**Task statement**
If a line holds the word "Scope", copy it from the entries.

**Task material**
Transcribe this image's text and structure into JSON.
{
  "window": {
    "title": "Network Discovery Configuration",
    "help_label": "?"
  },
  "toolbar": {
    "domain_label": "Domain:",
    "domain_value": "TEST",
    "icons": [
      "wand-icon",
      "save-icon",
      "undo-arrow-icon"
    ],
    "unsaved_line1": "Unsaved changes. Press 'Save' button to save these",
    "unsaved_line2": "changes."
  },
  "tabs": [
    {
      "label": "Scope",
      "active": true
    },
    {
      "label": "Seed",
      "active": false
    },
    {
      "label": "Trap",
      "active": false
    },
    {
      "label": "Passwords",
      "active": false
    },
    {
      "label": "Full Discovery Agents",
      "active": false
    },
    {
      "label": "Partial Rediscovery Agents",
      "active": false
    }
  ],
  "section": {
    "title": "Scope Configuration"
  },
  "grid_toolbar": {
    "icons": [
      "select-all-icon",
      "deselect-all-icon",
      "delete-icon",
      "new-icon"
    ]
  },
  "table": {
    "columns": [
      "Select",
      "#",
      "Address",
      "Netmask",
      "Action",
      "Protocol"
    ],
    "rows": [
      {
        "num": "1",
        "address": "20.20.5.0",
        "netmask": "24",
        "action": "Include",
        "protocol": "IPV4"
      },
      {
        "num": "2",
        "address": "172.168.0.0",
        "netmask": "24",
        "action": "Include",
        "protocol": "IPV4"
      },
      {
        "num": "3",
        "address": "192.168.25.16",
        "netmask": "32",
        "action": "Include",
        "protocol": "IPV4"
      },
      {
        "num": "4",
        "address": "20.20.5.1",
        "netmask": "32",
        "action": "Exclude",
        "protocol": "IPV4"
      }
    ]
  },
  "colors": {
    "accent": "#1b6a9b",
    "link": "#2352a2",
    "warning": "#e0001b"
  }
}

**Problem solution**
      "label": "Scope",
    "title": "Scope Configuration"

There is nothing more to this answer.